The International AIDS Society-USA guidelines recommend when to start ART, what type to choose, how to monitor and when to change therapies. Recommendations appeared in the July 21, 2010 issue of the Journal of the American Medical Association.
Patients must be ready to undertake lifelong ART, the guidelines said. Therapy is recommended for symptomatic patients regardless of CD4 cell count, and for asymptomatic individuals with CD4 cell counts ≤500/µL. Risk reduction counseling should be done at each patient-clinician interaction, they said.
When selecting a regimen, clinicians should consider resistance-testing results and predicted virologic efficacy, toxicity and tolerability; pill burden; dosing frequency; drug-drug interactions; comorbidities; patient and practitioner preference; and cost and affordability. Current evidence supports combining two nucleoside reverse transcriptase inhibitors (nRTIs) and a potent third agent from another class. Fixed-dose formulations and once-daily regimens are preferred.

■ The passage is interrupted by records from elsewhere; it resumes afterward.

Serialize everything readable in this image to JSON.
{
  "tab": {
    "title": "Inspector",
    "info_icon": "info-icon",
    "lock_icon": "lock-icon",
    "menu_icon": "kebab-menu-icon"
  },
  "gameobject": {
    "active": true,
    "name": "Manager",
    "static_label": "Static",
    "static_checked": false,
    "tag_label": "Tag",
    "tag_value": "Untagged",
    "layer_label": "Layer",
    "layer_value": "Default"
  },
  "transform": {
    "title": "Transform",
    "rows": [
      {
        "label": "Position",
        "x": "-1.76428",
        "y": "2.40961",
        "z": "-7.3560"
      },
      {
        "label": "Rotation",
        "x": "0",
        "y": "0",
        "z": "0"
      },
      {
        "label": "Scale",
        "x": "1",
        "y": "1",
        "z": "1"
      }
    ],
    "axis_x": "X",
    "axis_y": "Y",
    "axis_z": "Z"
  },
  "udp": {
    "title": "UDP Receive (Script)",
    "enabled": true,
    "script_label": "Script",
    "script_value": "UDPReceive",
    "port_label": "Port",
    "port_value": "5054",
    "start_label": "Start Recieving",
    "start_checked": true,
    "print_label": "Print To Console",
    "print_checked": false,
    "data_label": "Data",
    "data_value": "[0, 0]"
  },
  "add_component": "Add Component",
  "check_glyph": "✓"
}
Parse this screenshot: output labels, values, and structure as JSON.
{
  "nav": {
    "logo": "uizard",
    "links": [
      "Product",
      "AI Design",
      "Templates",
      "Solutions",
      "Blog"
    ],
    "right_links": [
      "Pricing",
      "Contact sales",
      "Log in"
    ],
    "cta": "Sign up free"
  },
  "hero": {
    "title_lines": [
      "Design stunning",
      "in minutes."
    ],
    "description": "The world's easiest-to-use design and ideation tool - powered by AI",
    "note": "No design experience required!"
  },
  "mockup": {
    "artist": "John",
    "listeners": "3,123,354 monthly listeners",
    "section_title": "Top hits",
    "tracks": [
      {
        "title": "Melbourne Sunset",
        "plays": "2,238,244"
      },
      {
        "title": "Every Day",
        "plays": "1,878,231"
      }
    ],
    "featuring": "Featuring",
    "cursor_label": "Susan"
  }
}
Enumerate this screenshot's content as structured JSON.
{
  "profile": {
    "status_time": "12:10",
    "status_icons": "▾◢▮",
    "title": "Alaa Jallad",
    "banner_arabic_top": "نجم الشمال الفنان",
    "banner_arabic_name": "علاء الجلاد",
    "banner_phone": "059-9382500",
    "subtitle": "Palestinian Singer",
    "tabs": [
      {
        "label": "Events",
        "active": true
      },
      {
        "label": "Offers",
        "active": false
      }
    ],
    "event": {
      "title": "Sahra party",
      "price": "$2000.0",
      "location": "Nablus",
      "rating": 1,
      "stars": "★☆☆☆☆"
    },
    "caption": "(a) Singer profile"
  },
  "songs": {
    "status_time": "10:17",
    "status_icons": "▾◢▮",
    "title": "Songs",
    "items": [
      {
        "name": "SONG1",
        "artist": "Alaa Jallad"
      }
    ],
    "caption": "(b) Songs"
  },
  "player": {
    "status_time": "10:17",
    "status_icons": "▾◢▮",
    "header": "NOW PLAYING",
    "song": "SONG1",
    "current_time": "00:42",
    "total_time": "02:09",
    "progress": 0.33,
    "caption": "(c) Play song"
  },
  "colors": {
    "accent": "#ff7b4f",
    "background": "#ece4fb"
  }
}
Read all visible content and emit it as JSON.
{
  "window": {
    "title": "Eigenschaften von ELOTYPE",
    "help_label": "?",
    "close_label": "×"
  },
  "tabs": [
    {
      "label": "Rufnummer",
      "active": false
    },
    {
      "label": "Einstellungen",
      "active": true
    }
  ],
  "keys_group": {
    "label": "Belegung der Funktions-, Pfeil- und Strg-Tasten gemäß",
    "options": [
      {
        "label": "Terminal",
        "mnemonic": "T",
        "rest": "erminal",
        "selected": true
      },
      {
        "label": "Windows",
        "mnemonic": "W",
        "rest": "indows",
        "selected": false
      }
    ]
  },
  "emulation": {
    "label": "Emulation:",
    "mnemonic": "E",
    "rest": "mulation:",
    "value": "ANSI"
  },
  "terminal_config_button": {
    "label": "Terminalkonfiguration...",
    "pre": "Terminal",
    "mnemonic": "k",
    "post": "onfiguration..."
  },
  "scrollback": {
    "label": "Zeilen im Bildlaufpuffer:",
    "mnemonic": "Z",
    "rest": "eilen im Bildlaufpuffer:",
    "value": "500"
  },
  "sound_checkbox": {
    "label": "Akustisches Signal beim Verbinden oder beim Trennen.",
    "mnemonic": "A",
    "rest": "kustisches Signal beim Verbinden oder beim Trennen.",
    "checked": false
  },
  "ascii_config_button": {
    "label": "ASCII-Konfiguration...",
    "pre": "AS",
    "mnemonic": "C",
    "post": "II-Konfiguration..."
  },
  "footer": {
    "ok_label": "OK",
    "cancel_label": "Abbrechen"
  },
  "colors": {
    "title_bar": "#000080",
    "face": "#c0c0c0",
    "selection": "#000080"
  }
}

Effective therapy should suppress HIV to less than 50 copies/mL (polymerase chain reaction) or 75 copies/µL (branched DNA) by 24 weeks. To detect failure, testing of HIV-1 RNA should be repeated two to eight weeks after initiation, every four to eight weeks until suppressed, and then every three to four months for at least the first year. CD4 cell counts should be monitored at least every three to four months after starting therapy, especially among patients with counts <200/µL, to assess prophylaxis for opportunistic infections.
Patients who have changed therapy because of virologic failure need more frequent monitoring. Even if one or more regimens has failed, the therapeutic goal should still be undetectable plasma HIV-1 RNA levels. This goal is achievable with new drugs and regimens, the guidelines said.
Before changing regimens following a rebound after complete suppression, physicians should consider poor adherence, drug-drug interactions, concurrent infections and recent vaccinations as possible causes. Testing for an isolated detectable viral load should be repeated to exclude errors or self-resolving low-level viremia.
When changing regimens, physicians should consider the stage of HIV, nadir and current CD4 cell count, comorbidities, treatment history, current and previous drug resistance tests, and drug interactions. At least two drugs, and preferably three fully active drugs, should be included and drugs from new classes should be considered.
Single-agent switches to decrease toxicity, avoid drug interactions, or improve convenience and adherence are possible, provided the potency of the regimen is maintained and drug interactions are managed. Ritonavir-boosted protease inhibitor (PI/r) monotherapy is not recommended, except when other drugs raise issues of toxicity or tolerability. Delaying such switches may affect adherence and risk developing resistance.